Q is for Qing dynasty The Qing Dynasty, was the last ruling dynasty of China from 1644 to Qing is also please in Pinyin
R is for rice and also recycling Rice is the staple food for most Chinese people. It is often served at the end of the meal to fill you up! These sacks are outside a shop and contain different kinds of rice. Dan chao fan is fried rice and Bai fan is plain rice. In China, just like at home, people are encouraged to recycle as much as possible, to avoid waste and to protect the environment. These bins, in a park, are for organic and inorganic litter. What would you put in each one?
S is for Shanghai and silk Shanghai is the largest city in China with 18 million people. It is on the banks of the delta of the river Yangtze. Much of the city is very modern. This view across the river is towards the new Pudong area. Silk is used a lot in China; it is made from the cocoons of the mulberry silkworm. Many clothes and accessories are made from silk. The picture shows silk being spun and woven.
T is for Tai Chi and tea Tai Chi is a form of Chinese martial art which is generally practised alone; it is also a form of relaxation which many Chinese do before work or at lunchtime, often in parks. The Chinese drink a lot of tea! It is often served in small, pretty china cups; it is never served with milk!
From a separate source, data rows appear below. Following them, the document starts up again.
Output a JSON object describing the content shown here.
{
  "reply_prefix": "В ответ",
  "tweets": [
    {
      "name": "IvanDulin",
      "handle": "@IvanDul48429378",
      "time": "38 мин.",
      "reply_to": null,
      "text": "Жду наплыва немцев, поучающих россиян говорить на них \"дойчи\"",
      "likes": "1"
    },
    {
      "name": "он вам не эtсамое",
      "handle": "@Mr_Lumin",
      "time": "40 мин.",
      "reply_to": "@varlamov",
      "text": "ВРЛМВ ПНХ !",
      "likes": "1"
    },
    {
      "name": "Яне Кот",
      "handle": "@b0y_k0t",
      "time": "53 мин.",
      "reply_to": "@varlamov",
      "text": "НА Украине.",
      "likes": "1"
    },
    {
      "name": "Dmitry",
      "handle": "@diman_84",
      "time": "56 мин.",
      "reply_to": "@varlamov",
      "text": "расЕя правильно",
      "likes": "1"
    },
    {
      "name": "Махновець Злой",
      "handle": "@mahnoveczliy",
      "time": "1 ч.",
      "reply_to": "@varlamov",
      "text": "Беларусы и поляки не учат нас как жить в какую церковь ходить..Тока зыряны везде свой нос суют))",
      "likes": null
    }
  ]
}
U is for umbrellas Everyone in China seems to carry an umbrella! They are very useful in case of a sudden downpour or to keep the strong sunshine off you. They come in all shapes, colours and sizes and are often made of silk.
V is for vegetables Vegetables are used a lot in Chinese cooking; some are ones which are familiar with – carrots, cabbage, onions and mushrooms. There are others which may be new to you - water chestnuts, bamboo shoots, bean sprouts, sweetcorn, lotus root and eggplant. The markets are full of fresh food and meals are often eaten around a large round table with the food in the centre.
W is for Wuhan and water melon Wuhan is a city on the Yangtze with its confluence the Han River; it has flooded often in the past, but the Chinese are hoping that the new dam will stop this happening. The river is very wide here and is used a lot by boats and people swimming (not to be recommended – the water was dirty and fast flowing! Meals in China always end with Water melon!
X is for Xian and Xie xie Xian is the capital of Shaanxi Province where there is an underground Army of Terracotta Warriors of the first Chinese emperor, Qin Shi Huangdi. In 1974, peasants digging a well uncovered these life-size horse and warrior figures. There were approximately 7,000 figures from the tomb have been restored by archaeologists and are exhibited in a hall built above the excavation site Xie xie is thank you in Pinyin
Y is for Yangtze river and yuan The Yangtze, also known as Chang Jiang, is a huge river, about 6300 km long. It is the longest river in Asia and the third longest in the world (can you find out which are the longest rivers?) It flows through spectacular scenery and is well used for many purposes. The yuan is the Chinese unit of currency. Notes and coins come in different amounts.
Z is for Zai jian Zai jian is Goodbye in Pinyin
Acknowledgements This presentation is based mainly on photos taken and information gathered in July – August 2007 while taking part in the GA international committees study tour to China, The Yangtze Odyssey. Thanks in particular to Sarah Maude and Adam Nicholls who led the group and to Janice Dickson of Ian Dickson Travel Service who made the travel arrangements. Further photos can be seen on Photos and text by Kate Russell; photos of Jade Dragon Snow Mountain and Terracotta Warriors Sarah Maude.